Matarazzo is a native of Africa who lives in Austin, Texas. Filming serious documentaries was nothing out of the ordinary for the 20-year veteran.
“India looks a lot like Kenya, but the people are completely different,” she said. “We drove out from Delhi and discovered Punjab and the people, and found out about the issue… We fell in love with Punjab.”
THE STORY LINE
The plan initially was to capture the in-depth stories of 12 children but that became too many stories, with too many similarities, Matarazzo said. And as the film evolved, and Harpreet Kaur took on a more activist role, she became part of the story. She was not sure whether she should interject herself into story. But once she did, it “made sense.”
After introducing three of the children, and showing the reality of their grief-stricken lives, the film follows the filmmakers and the group of 12, between seven and 18-years-old, as they travel from Punjab and join about a thousand kids in New Delhi to lead a demonstration in the front of the central government. The protest culminates with a scheduled meeting with India’s Agriculture Minister Sharad Pawar.
“We wanted them (the children) to go and fight for their rights rather than being oppressed and blaming their fathers,” Harpreet Kaur said. She and Manmeet Singh organized the protest and the meeting.
The couple spent months with the kids to get to know them and their families. Most of the children had never left their villages.
“Taking them to New Delhi was a culture shock,” she said. “When we took them to a playground and sat them on sea-saw, they did not know how it worked. It made me realize that we were really talking to the rural (of the) rural.
“Every child dreams,” she added. “You remember they had very small dreams, like a bike or a doll.” One wanted to be a singer. A sister and brother dreamed of seeing their mother who had remarried and moved away four years earlier.
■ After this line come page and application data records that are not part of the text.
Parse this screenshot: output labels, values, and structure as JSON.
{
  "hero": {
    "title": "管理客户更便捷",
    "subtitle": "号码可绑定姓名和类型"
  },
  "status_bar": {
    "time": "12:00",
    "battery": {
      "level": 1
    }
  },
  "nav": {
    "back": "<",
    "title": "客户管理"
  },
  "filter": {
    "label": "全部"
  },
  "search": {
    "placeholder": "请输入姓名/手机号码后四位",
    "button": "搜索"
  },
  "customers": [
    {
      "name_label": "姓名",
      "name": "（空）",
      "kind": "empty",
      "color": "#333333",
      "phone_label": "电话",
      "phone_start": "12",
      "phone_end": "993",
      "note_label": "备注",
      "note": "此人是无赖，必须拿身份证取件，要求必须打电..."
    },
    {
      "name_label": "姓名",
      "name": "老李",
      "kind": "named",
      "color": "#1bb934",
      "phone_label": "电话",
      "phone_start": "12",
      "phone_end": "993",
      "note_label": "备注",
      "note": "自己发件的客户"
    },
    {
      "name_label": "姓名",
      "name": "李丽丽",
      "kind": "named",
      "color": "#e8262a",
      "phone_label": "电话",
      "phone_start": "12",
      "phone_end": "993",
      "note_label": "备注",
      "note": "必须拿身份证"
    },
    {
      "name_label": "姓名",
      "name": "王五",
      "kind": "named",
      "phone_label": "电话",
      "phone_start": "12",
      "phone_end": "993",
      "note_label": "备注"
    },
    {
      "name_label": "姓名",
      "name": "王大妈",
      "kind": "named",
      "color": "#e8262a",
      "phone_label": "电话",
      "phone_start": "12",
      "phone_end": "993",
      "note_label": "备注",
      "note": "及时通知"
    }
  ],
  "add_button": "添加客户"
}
“There were cases where the mothers gave the children to a sister,” she said. “People do strange things in strange situations.
“When a farmer dies, the family structure dies along with him.”